“One Second of Love” on the dancefloor

Nite Jewel’s Ramona Gonzalez brings pop sensibility to chillwave.

Dylan Hester


WHAT: Nite Jewel, with Chairlift, and Claps, 18+

WHEN: 9 p.m., Saturday

WHERE: Triple Rock Social Club, 629 Cedar Ave., Minneapolis

COST: $12 in advance, $14 at the doors

If last year’s biggest indie rock albums made anything clear, it’s that the sound of the 1980s is suddenly back in vogue. Take a look at Bon Iver’s self-titled album and Destroyer’s “Kaputt,” which both feature a level of sophisticated production that harkens back to the high-budget perfectionism of Sade and Talk Talk. Smooth horns and saxophones are laid on top of subtly atmospheric synthesizer mastery. It’s a far cry from the typical jangle and feedback that come to mind with the phrase “indie rock.”

It’s a trend that is happening in many areas of modern music. The most recent example comes courtesy of Nite Jewel, the musical project of Los Angeles-native Ramona Gonzalez. Since 2008, she’s released a string of EPs and a full-length, “Good Evening,” that have placed her among the chillest of the chillwave acts. She stood her ground with the bigger names, like Washed Out, Toro y Moi and Memory Tapes.

So it comes as a surprise that her newest release, “One Second of Love,” plays like an R&B record from a different era. Her vocals no longer drift through the music in hypnagogia. They are placed front and center, polished on top of the mix. Acoustic guitars and electric piano meld together with distinct electronics throughout the album. In a word, it’s pop.
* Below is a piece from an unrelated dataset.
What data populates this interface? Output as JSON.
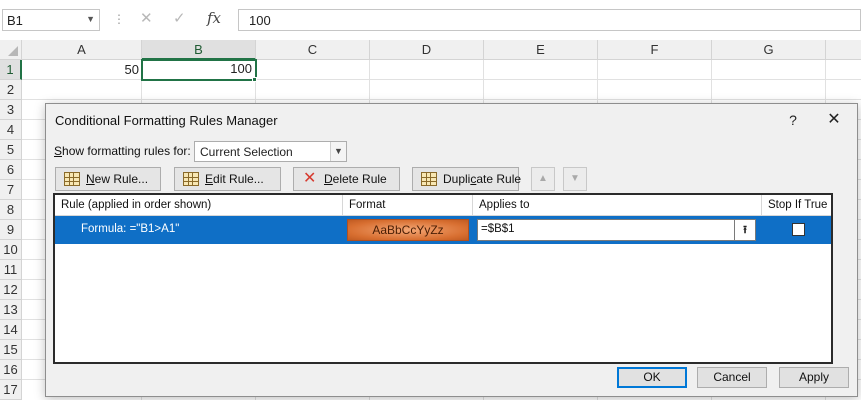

Working on the album, Gonzalez said she listened to a lot of music from ’79 to ’83.

“It was a time when skill, technology, innovation and money were all synergistic,” she said. “That development of sound and how it went from psychedelic-acoustic-electric to electronic is really interesting. I think our album was really nostalgic even though none of the people involved lived during that time.”

But while the aesthetic is familiar, “One Second of Love” is certainly a product of 2012. Caught somewhere between dance-floor grooves and dreamy, headphone-worthy soundscapes, Nite Jewel’s music has become considerably more sophisticated than that of her peers.

“We definitely wanted to make it sound larger than life,” Gonzalez said.

Creating such a sound on a record is one thing, but for many music fans, the live performance is key. While many musicians create lush worlds of sound on a record, a performance consisting of a person tinkering around on a laptop always draws skeptics. Nite Jewel, however, is prepared for a full-band tour.

“We flesh it out,” Gonzalez said. “It’s not super straightforward because each song has a host of different elements. One song is purely electronic, one song has acoustic and electric instruments, one song has drums. We try to make it fluid.”

So while the soul and R&B music of the 1980s may be the most obvious comparison, Nite Jewel’s musical innovation is something entirely contemporary. After years of lo-fi fuzz defining the hippest trends, attention to detail, high-end production values and smooth pop hooks are finally coming back in style.

Perhaps this is the direction chillwave has always been headed.